If you're like me, immediately a few questions arise (which are never answered by most basic tutorials)
- Is "d e f g a b c d" is a dorian mode of the C major scale? or of the D major scale?
- Do different modes have a specific sound to them? some mood or character?
- How do you quickly construct a dorian mode (or any other mode) of - say - the E major scale without memorizing the notes for each possible combination of (scale, mode)?
- What difference does it make if you play "c d e f g a b c" or "d e f g a b c d", it's all the same notes anyway?
Is "d e f g a b c d" a dorian mode of the c major or of d major ?The rule is simple: if it starts on a "d" it's derived from a d-scale
What different modes exist? Do they have a specific sound to them? some mood or character?Some modes lend themselves more naturally to achieving specific moods in your music, but you can by no means generalize. Some very sad and melancholic music has been written in major keys (I'm thinking e.g. of Scriabin's prelude op 17, no 6, or the Plainte by Caix d'Hervelois) Despite all those over-generalizations, the following list seems to work well (these are all modes derived from a major scale; you could derive even more modes by starting from other scales, say a harmonic or melodic minor scale, too):
- c ionian "c d e f g a b c": happy music. This is also called the c major key.
- c dorian "c d es f g a bes c": irish folk-like
- c phrygian "c des es f g aes bes c": spanish sounding
- c lydian "c d e fis g a b c": happy, playful, somewhat comical effect, attention raising (think: the simpsons theme)
- c mixolydian "c d e f g a bes c": uniting pleasure and sadness; creating a effect of yearning for something or someone
- c aeolian "c d es f g aes bes c": sad music. This is also called the c natural minor key.
- c locrian "c des es f ges aes bes c": (this is not often used as it sounds weird to most western ears)
How do you quickly construct the dorian mode of - say - the E major scale ?This may not work for you, but it works for me. It requires that you don't have to think about key signatures for major keys (i.e. you do know those by heart), and you also don't have to think twice about the names of the simplest modes built on the major keys (i.e. ionian "c d e f g a b c", dorian "d e f g a b c d", phrygian "e f g a b c d e", lydian "f g a b c d e f", mixolydian "g a b c d e f g", aeolian "a b c d e f g a", locrian "b c d e f g a b")

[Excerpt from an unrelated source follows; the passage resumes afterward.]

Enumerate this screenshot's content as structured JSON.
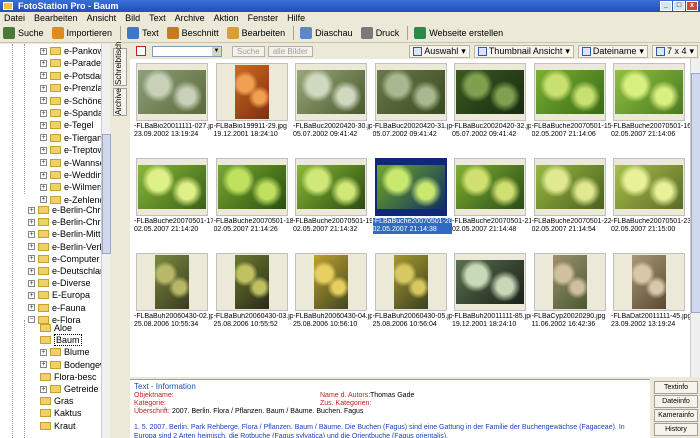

- First I remember that the simplest dorian mode is "d e f g a b c d"
- Then I remember that D major really needs two sharps (fis and cis) to sound like D major.
- From those two memories I can quickly construct the following rule: "the dorian mode is like the major scale, but with two less sharps (or two extra flats, or one less sharp and one extra flat)." This rule can be applied to any scale.
- Example: E major requires four sharps. If I want to have the dorian mode I just need to drop two of those sharps, so I end up with "e fis g a b cis d e". Second example: now I want the E lydian mode. Simplest lydian mode is "f g a b c d e f". Compared to F major, this has one less flat (bes became b), or equivalently: one extra sharp. E lydian therefore requires 5 sharps instead of 4, i.e. fis, cis, gis, dis, ais.
What difference does it make if you play c ionian "c d e f g a b c" or d dorian "d e f g a b c d", it's all the same notes anyway?
- One difference is in which notes you emphasize on the strong beats (typically first, third, fifth notes of the mode) also the notes you chose to return to at the end of a musical fragment (often something like the first note of the mode).
- If you're writing a melody in a mode, you will want to use the notes that make it sound different from a major scale more prominently to emphasize that you're not working in a major/minor scale. So a melody in G mixolydian should feature the natural f, and a melody in d dorian should feature the natural f and the natural c. It's exactly those altered notes (compared to the major scale) that lend your melody its extra qualities/mood.